Entries from a dataset of interfaces:
---

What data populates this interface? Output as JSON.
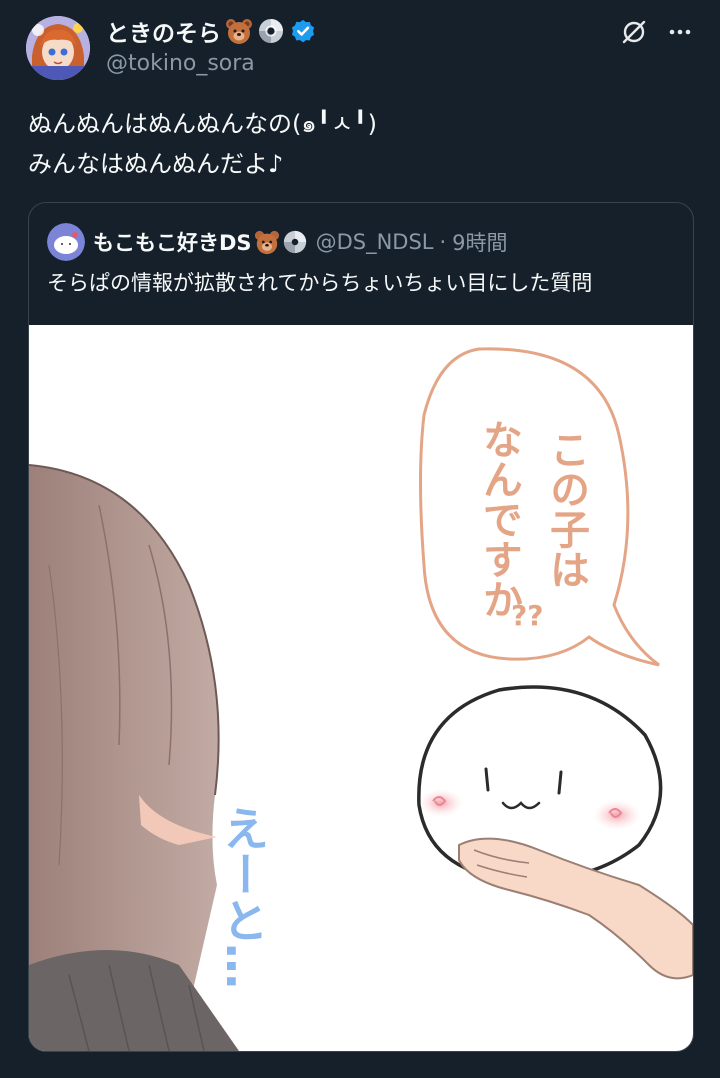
{
  "author": {
    "display_name": "ときのそら",
    "username": "@tokino_sora",
    "avatar_icon": "user-avatar",
    "badges": [
      "bear-emoji-icon",
      "disc-emoji-icon",
      "verified-badge-icon"
    ]
  },
  "header_actions": {
    "grok_icon": "grok-icon",
    "more_icon": "more-options-icon"
  },
  "tweet": {
    "lines": [
      "ぬんぬんはぬんぬんなの(๑╹ㅅ╹)",
      "みんなはぬんぬんだよ♪"
    ]
  },
  "quote": {
    "display_name": "もこもこ好きDS",
    "username": "@DS_NDSL",
    "separator": "·",
    "time": "9時間",
    "text": "そらぱの情報が拡散されてからちょいちょい目にした質問",
    "image": {
      "bubble_text": [
        "この子は",
        "なんですか",
        "??"
      ],
      "side_text": "えーと…"
    }
  },
  "colors": {
    "background": "#15202b",
    "text": "#f7f9f9",
    "secondary_text": "#8b98a5",
    "border": "#38444d",
    "verified": "#1d9bf0",
    "bubble_stroke": "#e4a587",
    "side_text": "#8ab8ee"
  }
}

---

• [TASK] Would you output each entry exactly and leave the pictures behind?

• [SOLUTION FOR THIS EXERCISE]
What data populates this interface? Output as JSON.
{
  "author": {
    "display_name": "ときのそら",
    "username": "@tokino_sora",
    "avatar_icon": "user-avatar",
    "badges": [
      "bear-emoji-icon",
      "disc-emoji-icon",
      "verified-badge-icon"
    ]
  },
  "header_actions": {
    "grok_icon": "grok-icon",
    "more_icon": "more-options-icon"
  },
  "tweet": {
    "lines": [
      "ぬんぬんはぬんぬんなの(๑╹ㅅ╹)",
      "みんなはぬんぬんだよ♪"
    ]
  },
  "quote": {
    "display_name": "もこもこ好きDS",
    "username": "@DS_NDSL",
    "separator": "·",
    "time": "9時間",
    "text": "そらぱの情報が拡散されてからちょいちょい目にした質問",
    "image": {
      "bubble_text": [
        "この子は",
        "なんですか",
        "??"
      ],
      "side_text": "えーと…"
    }
  },
  "colors": {
    "background": "#15202b",
    "text": "#f7f9f9",
    "secondary_text": "#8b98a5",
    "border": "#38444d",
    "verified": "#1d9bf0",
    "bubble_stroke": "#e4a587",
    "side_text": "#8ab8ee"
  }
}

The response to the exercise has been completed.